╭──

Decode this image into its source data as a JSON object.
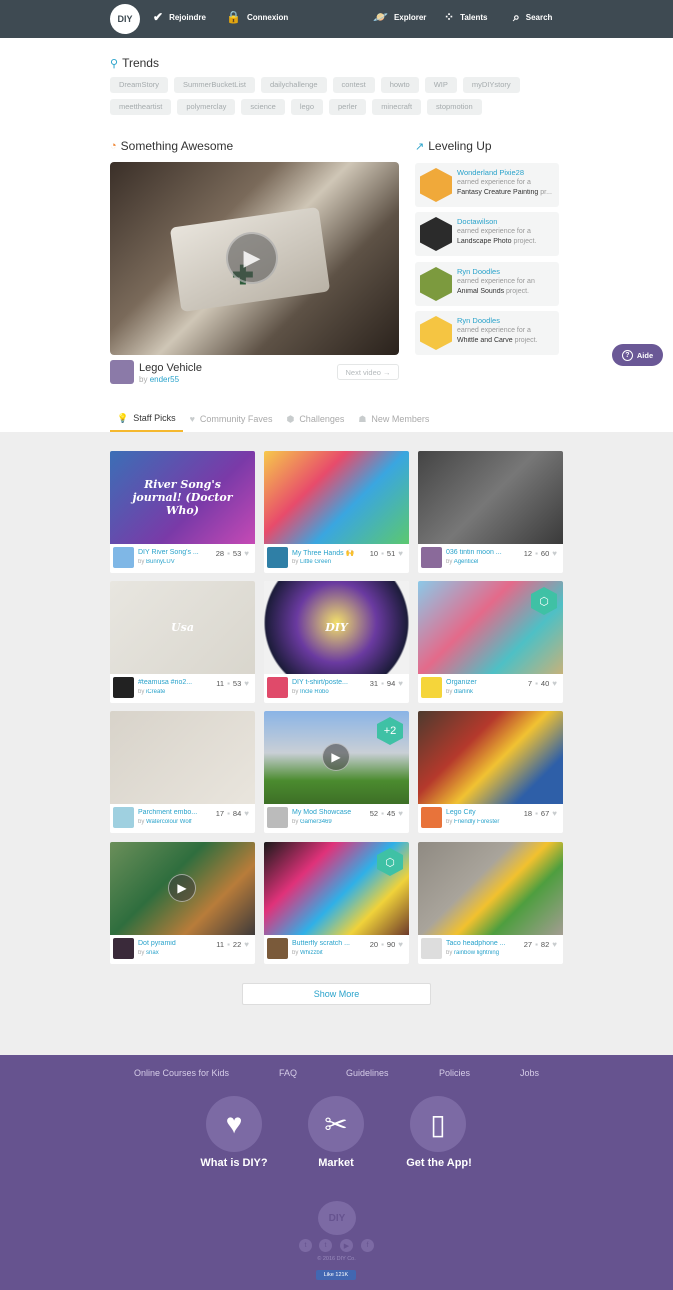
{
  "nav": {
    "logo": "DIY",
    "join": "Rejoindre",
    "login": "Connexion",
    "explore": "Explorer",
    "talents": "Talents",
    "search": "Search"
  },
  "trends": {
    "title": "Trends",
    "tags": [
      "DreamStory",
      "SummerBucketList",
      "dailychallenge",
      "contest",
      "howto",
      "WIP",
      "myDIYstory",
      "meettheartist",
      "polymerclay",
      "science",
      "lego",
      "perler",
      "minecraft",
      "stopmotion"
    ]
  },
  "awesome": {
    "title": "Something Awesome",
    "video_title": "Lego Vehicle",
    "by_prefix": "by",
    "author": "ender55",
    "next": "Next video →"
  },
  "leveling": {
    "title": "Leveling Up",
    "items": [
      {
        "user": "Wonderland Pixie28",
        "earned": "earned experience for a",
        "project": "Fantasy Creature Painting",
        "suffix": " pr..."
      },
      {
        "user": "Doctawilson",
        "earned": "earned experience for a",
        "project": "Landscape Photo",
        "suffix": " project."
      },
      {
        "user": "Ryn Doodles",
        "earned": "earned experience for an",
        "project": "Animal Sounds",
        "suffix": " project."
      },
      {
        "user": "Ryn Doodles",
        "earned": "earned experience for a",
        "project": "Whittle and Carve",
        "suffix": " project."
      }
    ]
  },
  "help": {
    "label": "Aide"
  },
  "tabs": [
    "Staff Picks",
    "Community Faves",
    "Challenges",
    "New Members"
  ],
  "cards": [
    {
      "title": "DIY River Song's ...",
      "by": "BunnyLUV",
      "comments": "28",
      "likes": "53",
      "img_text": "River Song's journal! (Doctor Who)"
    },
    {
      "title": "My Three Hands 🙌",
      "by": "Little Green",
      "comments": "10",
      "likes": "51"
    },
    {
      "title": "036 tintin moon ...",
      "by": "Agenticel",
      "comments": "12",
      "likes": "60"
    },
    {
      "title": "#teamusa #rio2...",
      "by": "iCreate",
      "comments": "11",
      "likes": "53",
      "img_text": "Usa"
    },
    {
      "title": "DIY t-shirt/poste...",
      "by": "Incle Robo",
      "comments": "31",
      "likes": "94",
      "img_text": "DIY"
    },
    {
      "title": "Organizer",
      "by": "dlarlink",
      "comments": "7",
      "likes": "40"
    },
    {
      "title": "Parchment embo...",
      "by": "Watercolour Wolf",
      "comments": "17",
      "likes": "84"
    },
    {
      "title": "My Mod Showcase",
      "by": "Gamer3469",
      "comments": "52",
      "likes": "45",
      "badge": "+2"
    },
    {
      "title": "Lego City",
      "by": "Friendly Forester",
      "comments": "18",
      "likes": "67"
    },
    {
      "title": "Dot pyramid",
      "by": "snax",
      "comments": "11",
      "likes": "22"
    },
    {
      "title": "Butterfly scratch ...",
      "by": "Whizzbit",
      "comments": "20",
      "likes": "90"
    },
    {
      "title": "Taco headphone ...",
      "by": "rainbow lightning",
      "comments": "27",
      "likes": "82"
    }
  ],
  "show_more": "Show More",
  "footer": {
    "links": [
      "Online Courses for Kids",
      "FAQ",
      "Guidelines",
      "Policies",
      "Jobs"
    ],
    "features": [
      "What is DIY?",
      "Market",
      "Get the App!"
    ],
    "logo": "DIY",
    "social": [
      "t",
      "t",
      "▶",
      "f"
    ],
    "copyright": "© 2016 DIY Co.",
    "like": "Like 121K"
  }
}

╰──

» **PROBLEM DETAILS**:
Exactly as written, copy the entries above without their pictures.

» **SOLUTION FOR THIS EXERCISE**:
Decode this image into its source data as a JSON object.
{
  "nav": {
    "logo": "DIY",
    "join": "Rejoindre",
    "login": "Connexion",
    "explore": "Explorer",
    "talents": "Talents",
    "search": "Search"
  },
  "trends": {
    "title": "Trends",
    "tags": [
      "DreamStory",
      "SummerBucketList",
      "dailychallenge",
      "contest",
      "howto",
      "WIP",
      "myDIYstory",
      "meettheartist",
      "polymerclay",
      "science",
      "lego",
      "perler",
      "minecraft",
      "stopmotion"
    ]
  },
  "awesome": {
    "title": "Something Awesome",
    "video_title": "Lego Vehicle",
    "by_prefix": "by",
    "author": "ender55",
    "next": "Next video →"
  },
  "leveling": {
    "title": "Leveling Up",
    "items": [
      {
        "user": "Wonderland Pixie28",
        "earned": "earned experience for a",
        "project": "Fantasy Creature Painting",
        "suffix": " pr..."
      },
      {
        "user": "Doctawilson",
        "earned": "earned experience for a",
        "project": "Landscape Photo",
        "suffix": " project."
      },
      {
        "user": "Ryn Doodles",
        "earned": "earned experience for an",
        "project": "Animal Sounds",
        "suffix": " project."
      },
      {
        "user": "Ryn Doodles",
        "earned": "earned experience for a",
        "project": "Whittle and Carve",
        "suffix": " project."
      }
    ]
  },
  "help": {
    "label": "Aide"
  },
  "tabs": [
    "Staff Picks",
    "Community Faves",
    "Challenges",
    "New Members"
  ],
  "cards": [
    {
      "title": "DIY River Song's ...",
      "by": "BunnyLUV",
      "comments": "28",
      "likes": "53",
      "img_text": "River Song's journal! (Doctor Who)"
    },
    {
      "title": "My Three Hands 🙌",
      "by": "Little Green",
      "comments": "10",
      "likes": "51"
    },
    {
      "title": "036 tintin moon ...",
      "by": "Agenticel",
      "comments": "12",
      "likes": "60"
    },
    {
      "title": "#teamusa #rio2...",
      "by": "iCreate",
      "comments": "11",
      "likes": "53",
      "img_text": "Usa"
    },
    {
      "title": "DIY t-shirt/poste...",
      "by": "Incle Robo",
      "comments": "31",
      "likes": "94",
      "img_text": "DIY"
    },
    {
      "title": "Organizer",
      "by": "dlarlink",
      "comments": "7",
      "likes": "40"
    },
    {
      "title": "Parchment embo...",
      "by": "Watercolour Wolf",
      "comments": "17",
      "likes": "84"
    },
    {
      "title": "My Mod Showcase",
      "by": "Gamer3469",
      "comments": "52",
      "likes": "45",
      "badge": "+2"
    },
    {
      "title": "Lego City",
      "by": "Friendly Forester",
      "comments": "18",
      "likes": "67"
    },
    {
      "title": "Dot pyramid",
      "by": "snax",
      "comments": "11",
      "likes": "22"
    },
    {
      "title": "Butterfly scratch ...",
      "by": "Whizzbit",
      "comments": "20",
      "likes": "90"
    },
    {
      "title": "Taco headphone ...",
      "by": "rainbow lightning",
      "comments": "27",
      "likes": "82"
    }
  ],
  "show_more": "Show More",
  "footer": {
    "links": [
      "Online Courses for Kids",
      "FAQ",
      "Guidelines",
      "Policies",
      "Jobs"
    ],
    "features": [
      "What is DIY?",
      "Market",
      "Get the App!"
    ],
    "logo": "DIY",
    "social": [
      "t",
      "t",
      "▶",
      "f"
    ],
    "copyright": "© 2016 DIY Co.",
    "like": "Like 121K"
  }
}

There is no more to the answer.